==== INFORMATION GIVEN ====
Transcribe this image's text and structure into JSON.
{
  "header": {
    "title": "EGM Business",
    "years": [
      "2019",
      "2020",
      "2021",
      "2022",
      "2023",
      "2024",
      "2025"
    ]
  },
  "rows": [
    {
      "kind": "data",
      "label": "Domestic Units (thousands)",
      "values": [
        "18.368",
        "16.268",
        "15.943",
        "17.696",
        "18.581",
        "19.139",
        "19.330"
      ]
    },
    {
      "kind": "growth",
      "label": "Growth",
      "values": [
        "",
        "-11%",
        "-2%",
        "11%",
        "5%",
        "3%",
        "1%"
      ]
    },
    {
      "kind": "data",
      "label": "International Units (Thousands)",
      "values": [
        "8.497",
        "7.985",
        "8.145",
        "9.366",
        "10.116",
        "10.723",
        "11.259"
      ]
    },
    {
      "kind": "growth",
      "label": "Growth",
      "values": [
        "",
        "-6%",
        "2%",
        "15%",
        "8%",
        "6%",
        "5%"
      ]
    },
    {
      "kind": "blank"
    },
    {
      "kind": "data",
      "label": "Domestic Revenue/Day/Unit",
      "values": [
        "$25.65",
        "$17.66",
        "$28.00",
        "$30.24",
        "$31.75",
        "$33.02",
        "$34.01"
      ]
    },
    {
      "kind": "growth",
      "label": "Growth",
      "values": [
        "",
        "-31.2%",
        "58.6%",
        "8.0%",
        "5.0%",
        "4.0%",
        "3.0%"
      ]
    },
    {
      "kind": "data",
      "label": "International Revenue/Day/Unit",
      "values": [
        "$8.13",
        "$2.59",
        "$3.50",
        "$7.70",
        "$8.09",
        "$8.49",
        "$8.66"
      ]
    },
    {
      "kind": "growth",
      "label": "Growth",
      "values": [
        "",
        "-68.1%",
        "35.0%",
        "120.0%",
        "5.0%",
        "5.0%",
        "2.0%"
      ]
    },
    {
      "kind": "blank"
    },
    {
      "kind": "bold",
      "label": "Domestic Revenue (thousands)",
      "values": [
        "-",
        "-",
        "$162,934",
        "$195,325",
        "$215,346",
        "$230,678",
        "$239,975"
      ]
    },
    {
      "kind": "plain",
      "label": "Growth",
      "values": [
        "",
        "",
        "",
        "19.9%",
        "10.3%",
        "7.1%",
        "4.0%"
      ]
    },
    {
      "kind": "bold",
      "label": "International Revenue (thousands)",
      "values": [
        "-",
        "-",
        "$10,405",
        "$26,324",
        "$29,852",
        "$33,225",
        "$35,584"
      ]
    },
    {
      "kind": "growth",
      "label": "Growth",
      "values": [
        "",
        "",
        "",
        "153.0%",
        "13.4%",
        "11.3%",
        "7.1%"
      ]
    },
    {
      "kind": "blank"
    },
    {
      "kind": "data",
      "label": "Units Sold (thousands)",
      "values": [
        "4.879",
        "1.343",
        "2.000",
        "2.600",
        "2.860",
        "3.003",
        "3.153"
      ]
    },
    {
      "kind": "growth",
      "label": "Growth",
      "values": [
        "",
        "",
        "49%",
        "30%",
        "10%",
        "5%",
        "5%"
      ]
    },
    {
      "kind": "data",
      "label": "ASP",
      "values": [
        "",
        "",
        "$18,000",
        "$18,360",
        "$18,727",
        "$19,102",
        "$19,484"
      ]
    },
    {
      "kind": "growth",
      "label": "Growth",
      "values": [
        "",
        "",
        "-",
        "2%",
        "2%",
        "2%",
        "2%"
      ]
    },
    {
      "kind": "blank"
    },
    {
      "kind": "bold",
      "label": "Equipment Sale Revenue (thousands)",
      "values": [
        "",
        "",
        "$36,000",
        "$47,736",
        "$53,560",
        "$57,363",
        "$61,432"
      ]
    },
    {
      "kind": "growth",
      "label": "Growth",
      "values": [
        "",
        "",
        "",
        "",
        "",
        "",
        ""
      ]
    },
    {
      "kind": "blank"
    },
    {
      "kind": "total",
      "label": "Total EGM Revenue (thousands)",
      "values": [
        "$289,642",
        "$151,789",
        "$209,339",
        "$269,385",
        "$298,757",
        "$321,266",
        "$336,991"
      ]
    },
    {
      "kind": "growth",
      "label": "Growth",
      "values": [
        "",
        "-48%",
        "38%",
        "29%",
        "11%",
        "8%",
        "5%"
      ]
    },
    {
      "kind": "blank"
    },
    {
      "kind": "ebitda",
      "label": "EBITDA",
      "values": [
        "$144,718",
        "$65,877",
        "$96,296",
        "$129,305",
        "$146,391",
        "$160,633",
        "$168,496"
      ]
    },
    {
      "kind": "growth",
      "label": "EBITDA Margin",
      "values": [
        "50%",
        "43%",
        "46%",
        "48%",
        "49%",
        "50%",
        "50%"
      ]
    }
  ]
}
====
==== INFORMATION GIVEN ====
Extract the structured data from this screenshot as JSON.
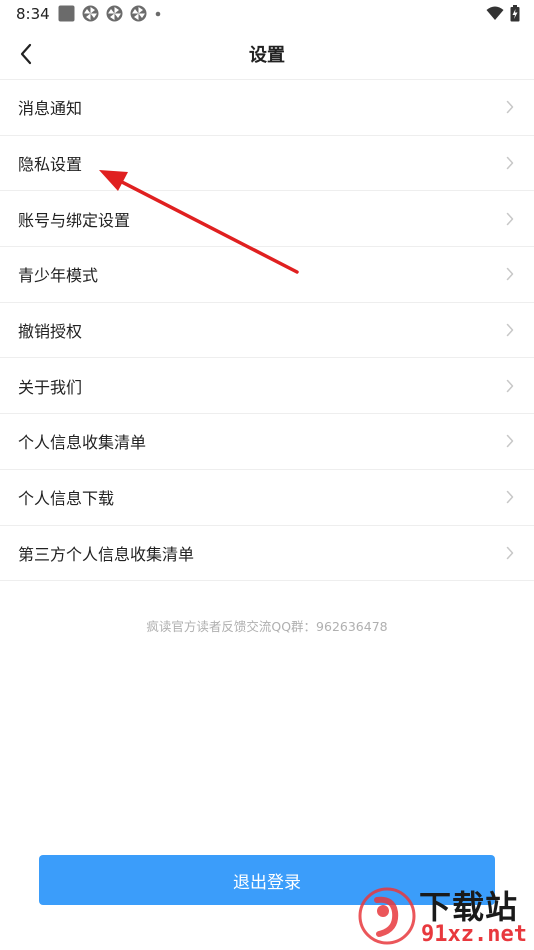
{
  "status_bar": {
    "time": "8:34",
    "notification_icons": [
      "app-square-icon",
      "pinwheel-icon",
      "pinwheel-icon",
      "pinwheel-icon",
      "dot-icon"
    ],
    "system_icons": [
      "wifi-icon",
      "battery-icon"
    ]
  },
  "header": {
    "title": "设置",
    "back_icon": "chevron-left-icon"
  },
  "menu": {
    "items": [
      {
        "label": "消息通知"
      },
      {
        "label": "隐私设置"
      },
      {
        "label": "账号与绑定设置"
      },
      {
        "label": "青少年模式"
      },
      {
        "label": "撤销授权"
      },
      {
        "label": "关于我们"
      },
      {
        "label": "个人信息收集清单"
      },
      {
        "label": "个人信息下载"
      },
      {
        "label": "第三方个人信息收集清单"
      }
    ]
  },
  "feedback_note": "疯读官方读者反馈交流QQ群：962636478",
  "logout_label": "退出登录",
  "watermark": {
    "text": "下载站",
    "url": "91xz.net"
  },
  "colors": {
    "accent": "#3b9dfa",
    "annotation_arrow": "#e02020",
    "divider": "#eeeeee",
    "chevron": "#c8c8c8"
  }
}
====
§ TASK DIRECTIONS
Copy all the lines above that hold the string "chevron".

§ OUTPUT BELOW
    "back_icon": "chevron-left-icon"
    "chevron": "#c8c8c8"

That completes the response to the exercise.